↓↓↓

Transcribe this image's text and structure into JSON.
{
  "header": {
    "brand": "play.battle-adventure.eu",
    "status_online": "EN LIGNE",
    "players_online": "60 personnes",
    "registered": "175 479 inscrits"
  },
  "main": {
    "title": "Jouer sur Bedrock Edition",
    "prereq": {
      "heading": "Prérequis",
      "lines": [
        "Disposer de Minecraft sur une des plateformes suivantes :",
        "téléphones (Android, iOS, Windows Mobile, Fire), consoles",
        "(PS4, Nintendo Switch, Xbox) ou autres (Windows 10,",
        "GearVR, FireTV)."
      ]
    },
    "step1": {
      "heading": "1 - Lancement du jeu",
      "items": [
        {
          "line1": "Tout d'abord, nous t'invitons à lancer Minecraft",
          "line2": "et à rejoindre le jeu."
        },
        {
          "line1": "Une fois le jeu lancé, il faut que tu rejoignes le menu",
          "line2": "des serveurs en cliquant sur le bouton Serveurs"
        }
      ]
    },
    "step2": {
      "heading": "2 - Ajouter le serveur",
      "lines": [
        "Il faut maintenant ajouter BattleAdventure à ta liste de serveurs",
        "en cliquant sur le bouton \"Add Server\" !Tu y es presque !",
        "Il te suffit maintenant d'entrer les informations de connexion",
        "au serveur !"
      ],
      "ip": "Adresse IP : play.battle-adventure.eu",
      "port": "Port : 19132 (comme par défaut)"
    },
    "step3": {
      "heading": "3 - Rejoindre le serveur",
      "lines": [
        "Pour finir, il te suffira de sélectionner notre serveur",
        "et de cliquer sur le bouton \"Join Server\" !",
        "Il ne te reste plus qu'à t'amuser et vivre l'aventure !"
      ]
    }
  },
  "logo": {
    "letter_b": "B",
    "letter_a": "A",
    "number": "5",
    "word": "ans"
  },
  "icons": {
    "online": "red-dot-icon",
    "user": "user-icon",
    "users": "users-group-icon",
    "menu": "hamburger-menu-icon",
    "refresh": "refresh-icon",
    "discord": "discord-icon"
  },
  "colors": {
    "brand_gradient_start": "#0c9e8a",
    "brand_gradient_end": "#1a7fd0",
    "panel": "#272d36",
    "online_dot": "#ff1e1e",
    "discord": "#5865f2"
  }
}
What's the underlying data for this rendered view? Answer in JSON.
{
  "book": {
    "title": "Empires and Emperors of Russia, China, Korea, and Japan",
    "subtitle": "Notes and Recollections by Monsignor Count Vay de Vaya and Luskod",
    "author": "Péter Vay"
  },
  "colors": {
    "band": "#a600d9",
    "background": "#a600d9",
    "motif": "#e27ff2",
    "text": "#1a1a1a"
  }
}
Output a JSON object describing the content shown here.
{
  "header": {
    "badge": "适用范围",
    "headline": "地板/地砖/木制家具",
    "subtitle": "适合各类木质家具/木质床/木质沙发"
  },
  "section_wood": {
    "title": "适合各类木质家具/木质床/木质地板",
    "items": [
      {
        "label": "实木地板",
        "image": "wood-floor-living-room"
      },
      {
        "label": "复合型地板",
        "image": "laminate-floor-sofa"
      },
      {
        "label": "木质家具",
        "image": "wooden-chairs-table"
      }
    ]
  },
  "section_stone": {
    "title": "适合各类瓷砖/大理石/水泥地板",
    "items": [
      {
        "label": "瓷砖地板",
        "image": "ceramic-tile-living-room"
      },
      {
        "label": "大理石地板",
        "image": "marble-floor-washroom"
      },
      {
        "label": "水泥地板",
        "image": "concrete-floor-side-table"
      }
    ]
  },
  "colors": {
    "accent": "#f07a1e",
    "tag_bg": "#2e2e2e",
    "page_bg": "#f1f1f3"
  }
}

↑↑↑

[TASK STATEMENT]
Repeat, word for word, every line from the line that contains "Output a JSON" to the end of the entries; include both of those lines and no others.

[RESPONSE AREA]
Output a JSON object describing the content shown here.
{
  "header": {
    "badge": "适用范围",
    "headline": "地板/地砖/木制家具",
    "subtitle": "适合各类木质家具/木质床/木质沙发"
  },
  "section_wood": {
    "title": "适合各类木质家具/木质床/木质地板",
    "items": [
      {
        "label": "实木地板",
        "image": "wood-floor-living-room"
      },
      {
        "label": "复合型地板",
        "image": "laminate-floor-sofa"
      },
      {
        "label": "木质家具",
        "image": "wooden-chairs-table"
      }
    ]
  },
  "section_stone": {
    "title": "适合各类瓷砖/大理石/水泥地板",
    "items": [
      {
        "label": "瓷砖地板",
        "image": "ceramic-tile-living-room"
      },
      {
        "label": "大理石地板",
        "image": "marble-floor-washroom"
      },
      {
        "label": "水泥地板",
        "image": "concrete-floor-side-table"
      }
    ]
  },
  "colors": {
    "accent": "#f07a1e",
    "tag_bg": "#2e2e2e",
    "page_bg": "#f1f1f3"
  }
}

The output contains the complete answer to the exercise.